Despite a recent rise in pediatric hospital admissions across New York, Gov. Kathy Hochul said schools will stay open amid a surge in COVID-19 cases.

Hochul, providing a post-Christmas update Monday morning, said the state is planning “for all scenarios, including the worst-case scenario,” as the omicron variant has contributed to a case rise statewide.

That case rise has been accompanied by a rise in pediatric hospital admissions statewide; from Dec. 19-23, the state reported 184 admissions, with 109 of them in New York City alone.

Hochul’s goal, also repeated by acting Health Commissioner Dr. Mary Bassett, is to keep schools open despite these numbers and lower-than-expected vaccination statistics among children aged 5-11.

“We want to make sure these schools stay open,” the governor said. “We want more vaccinated; we want them boosted at some point as soon as possible.”

She added that at least 3 million tests were expected in the state this week, with almost all of them heading to schools.

Just 16.4% of New Yorkers aged 5-11 have completed their vaccine series, with 27.3% having at least one dose of the vaccine.

Bassett said those rates are “disappointingly low,” and added that she hopes parents take advantage of vaccinations, as they’ve been shown to reduce chances of severe illness.

“We need to get them higher than they are, particularly in the 5-11 age group,” Bassett added. “Parents can play a role in this, understanding that their children may become infected and may become sick.”

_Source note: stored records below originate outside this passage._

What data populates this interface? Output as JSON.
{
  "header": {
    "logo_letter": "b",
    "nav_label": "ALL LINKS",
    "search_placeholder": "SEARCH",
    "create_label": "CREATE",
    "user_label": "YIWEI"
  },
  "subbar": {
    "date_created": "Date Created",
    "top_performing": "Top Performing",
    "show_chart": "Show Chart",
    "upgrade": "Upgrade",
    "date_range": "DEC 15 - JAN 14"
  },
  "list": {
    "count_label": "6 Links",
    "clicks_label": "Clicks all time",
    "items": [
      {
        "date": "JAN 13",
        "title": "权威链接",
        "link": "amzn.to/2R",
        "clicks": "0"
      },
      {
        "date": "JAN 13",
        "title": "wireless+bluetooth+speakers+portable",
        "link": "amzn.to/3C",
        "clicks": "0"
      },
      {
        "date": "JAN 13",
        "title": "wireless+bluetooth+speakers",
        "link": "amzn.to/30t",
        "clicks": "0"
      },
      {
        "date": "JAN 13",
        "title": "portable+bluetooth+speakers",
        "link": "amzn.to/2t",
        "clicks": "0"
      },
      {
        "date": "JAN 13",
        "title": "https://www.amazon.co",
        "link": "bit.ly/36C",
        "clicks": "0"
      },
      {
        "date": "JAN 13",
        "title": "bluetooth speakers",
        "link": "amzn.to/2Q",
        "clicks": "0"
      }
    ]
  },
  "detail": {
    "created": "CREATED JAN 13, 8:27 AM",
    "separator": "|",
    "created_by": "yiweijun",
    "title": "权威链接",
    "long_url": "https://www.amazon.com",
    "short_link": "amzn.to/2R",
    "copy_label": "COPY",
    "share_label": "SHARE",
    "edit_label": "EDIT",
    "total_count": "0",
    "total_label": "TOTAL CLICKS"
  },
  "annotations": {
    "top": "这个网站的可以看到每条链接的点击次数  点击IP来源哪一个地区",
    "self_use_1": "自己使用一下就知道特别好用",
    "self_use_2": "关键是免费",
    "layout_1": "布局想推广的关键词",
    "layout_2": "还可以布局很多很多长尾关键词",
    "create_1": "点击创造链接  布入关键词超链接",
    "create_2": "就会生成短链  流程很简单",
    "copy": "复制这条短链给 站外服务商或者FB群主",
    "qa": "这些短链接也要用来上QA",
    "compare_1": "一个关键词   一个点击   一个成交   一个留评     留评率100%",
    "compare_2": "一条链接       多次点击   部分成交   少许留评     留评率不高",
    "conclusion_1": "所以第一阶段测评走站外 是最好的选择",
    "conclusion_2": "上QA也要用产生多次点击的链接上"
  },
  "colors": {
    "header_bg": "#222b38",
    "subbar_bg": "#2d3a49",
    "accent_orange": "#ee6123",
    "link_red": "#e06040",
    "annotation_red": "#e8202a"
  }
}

There were almost 27,000 cases reported statewide in the last day, though Hochul noted typically low numbers on Sundays with reduced testing on weekends. The state’s seven-day average per 100,000 people statewide is now at 180.82, with rates highest in New York City and Long Island, and lowest in the North Country.

There were 5,526 hospitalizations over the last day, with 132 deaths statewide this weekend.

“We are not seeing the spike in hospitalizations,” said Hochul, who said a “worst-case scenario” would be composed of more factors than simply cases or hospitalizations. “For many individuals, the symptoms [of the omicron variant] are mild."

“There’s not going to be one number; it’s going to be a combination of events," she said.